Download attachments in Yahoo Mail
It's no secret that Webmail services can't match the features of their desktop counterparts, but when it comes to attachments, Yahoo Mail can teach Gmail and Hotmail a thing or two. While Gmail and Hotmail make it easy to find messages with specific types of attachments via search operators, downloading them once you've found them is another matter.
By comparison, zipping and downloading the files attached to your Yahoo Mail messages takes only a couple of clicks. In Yahoo Mail's Classic interface, click My Attachments in the left pane, select those you want to save, or click Check All to choose them all. Then click the Save to Computer button and choose Zip & Download Files button.
All the attachments are saved in a single zipped file to your browser's default file-download location. You don't get the many options provided in Outlook Attachment Remover or Thunderbird's AttachmentExtractor add-on, but at least the files are backed up and available on your PC or removable medium. I still haven't figured out how to accomplish the same feat with the attachments in Gmail and Hotmail.
Gmail and Hotmail do let you search for all attachments, and in Gmail you can find files by name or extension. To find all messages with attachments, enter has:attachment in the search box of either Gmail or Hotmail and press Enter. Gmail lets you add filename:*.doc, for example, to find only messages to which a Word .doc file is attached. You'll find a complete list of Gmail search operators on the service's help site.
Unfortunately, once you find the attachments in Gmail and Hotmail, there's not much you can do with them except open them one at a time and forward them to a POP or IMAP account. Then you can detach or otherwise process the attachments using one of the free add-ons described above.
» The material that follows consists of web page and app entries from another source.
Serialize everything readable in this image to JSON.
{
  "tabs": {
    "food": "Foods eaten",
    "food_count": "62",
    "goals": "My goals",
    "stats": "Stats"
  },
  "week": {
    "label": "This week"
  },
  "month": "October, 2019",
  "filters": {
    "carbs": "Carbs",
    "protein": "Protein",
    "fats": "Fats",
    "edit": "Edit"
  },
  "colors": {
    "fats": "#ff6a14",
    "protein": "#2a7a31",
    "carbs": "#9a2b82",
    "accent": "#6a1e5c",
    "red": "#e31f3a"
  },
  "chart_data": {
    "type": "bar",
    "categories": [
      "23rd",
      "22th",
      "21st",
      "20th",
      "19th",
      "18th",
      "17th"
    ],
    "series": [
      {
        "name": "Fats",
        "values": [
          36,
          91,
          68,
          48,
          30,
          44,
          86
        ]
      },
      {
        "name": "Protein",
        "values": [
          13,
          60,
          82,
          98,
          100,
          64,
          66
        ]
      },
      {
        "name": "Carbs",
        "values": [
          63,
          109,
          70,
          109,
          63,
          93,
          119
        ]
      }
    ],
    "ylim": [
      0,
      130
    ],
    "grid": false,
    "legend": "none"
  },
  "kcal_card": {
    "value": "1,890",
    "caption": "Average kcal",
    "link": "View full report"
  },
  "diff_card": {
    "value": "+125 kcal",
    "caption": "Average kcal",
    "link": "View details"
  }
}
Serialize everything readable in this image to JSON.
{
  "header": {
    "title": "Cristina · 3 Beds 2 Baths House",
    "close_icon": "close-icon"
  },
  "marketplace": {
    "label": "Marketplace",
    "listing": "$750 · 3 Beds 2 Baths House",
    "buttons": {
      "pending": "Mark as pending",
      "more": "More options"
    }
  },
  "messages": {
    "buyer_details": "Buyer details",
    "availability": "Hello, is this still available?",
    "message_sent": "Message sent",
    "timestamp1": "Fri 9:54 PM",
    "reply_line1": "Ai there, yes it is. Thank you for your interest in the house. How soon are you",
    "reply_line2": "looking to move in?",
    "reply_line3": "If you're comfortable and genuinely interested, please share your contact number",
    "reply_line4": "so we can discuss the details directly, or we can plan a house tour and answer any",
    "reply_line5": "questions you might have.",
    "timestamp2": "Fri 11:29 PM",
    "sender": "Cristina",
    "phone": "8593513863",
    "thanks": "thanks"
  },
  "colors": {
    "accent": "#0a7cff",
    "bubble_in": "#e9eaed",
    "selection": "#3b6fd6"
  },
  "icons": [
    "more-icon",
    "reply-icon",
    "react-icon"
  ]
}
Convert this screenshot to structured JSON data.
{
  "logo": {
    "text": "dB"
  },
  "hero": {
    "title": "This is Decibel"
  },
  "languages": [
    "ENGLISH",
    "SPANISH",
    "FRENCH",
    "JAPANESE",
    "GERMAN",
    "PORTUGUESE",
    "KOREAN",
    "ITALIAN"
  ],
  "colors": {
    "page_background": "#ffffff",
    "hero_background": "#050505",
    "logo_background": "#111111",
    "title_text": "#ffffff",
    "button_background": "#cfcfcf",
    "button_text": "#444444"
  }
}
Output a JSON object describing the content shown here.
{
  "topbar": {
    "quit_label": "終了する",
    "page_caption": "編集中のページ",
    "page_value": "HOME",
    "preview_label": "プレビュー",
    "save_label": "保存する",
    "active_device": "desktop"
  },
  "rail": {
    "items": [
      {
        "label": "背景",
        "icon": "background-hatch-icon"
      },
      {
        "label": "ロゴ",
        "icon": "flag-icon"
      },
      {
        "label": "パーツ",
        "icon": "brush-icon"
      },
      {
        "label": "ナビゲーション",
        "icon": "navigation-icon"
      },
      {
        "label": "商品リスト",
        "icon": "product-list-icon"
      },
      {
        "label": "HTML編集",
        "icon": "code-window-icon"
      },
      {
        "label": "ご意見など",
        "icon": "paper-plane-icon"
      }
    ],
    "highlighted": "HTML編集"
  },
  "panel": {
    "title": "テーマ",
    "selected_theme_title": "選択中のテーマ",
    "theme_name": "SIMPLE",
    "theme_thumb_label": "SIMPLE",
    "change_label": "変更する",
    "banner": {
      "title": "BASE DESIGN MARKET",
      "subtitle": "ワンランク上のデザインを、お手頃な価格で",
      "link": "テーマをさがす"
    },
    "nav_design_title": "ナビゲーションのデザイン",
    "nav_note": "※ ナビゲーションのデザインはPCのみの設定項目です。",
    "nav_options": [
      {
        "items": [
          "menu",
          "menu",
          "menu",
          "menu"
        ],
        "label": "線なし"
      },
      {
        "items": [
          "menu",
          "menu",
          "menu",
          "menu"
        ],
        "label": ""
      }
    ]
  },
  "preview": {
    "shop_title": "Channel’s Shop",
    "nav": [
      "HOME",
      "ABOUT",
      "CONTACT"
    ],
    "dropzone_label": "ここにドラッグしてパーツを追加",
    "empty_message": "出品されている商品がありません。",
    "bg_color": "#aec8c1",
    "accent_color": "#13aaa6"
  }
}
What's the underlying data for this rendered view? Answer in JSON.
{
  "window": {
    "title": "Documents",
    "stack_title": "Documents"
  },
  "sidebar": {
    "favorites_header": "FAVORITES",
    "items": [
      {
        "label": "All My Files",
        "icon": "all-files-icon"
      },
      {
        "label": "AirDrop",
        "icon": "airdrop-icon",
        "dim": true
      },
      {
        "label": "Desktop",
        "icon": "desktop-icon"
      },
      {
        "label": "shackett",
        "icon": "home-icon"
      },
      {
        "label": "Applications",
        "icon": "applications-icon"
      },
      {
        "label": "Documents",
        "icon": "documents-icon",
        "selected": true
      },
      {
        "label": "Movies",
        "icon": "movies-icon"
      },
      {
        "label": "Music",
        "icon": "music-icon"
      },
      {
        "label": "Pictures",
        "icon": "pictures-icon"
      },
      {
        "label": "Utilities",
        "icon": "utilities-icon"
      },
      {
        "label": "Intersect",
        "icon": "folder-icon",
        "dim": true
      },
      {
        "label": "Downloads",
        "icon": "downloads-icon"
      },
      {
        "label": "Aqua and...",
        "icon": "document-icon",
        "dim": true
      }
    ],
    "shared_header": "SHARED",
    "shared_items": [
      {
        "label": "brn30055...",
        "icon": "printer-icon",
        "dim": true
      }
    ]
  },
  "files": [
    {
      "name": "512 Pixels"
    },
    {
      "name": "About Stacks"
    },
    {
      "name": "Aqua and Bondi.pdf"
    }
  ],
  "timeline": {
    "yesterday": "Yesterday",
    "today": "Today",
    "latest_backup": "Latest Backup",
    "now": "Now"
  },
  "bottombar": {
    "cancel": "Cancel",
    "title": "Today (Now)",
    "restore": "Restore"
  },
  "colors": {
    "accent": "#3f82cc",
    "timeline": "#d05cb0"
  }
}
You can also set Gmail to automatically forward messages to a POP or IMAP account. (In Hotmail you can forward automatically only to another Microsoft mail service.) I described how toin a post from December 2007.
This won't help you detach the files already received by your Gmail account because there's no way to forward messages in bulk from Gmail. I realize that such a capability would be a spammer's dream come true, but a feature that lets you detach in bulk the files attached to Gmail messages would be nice.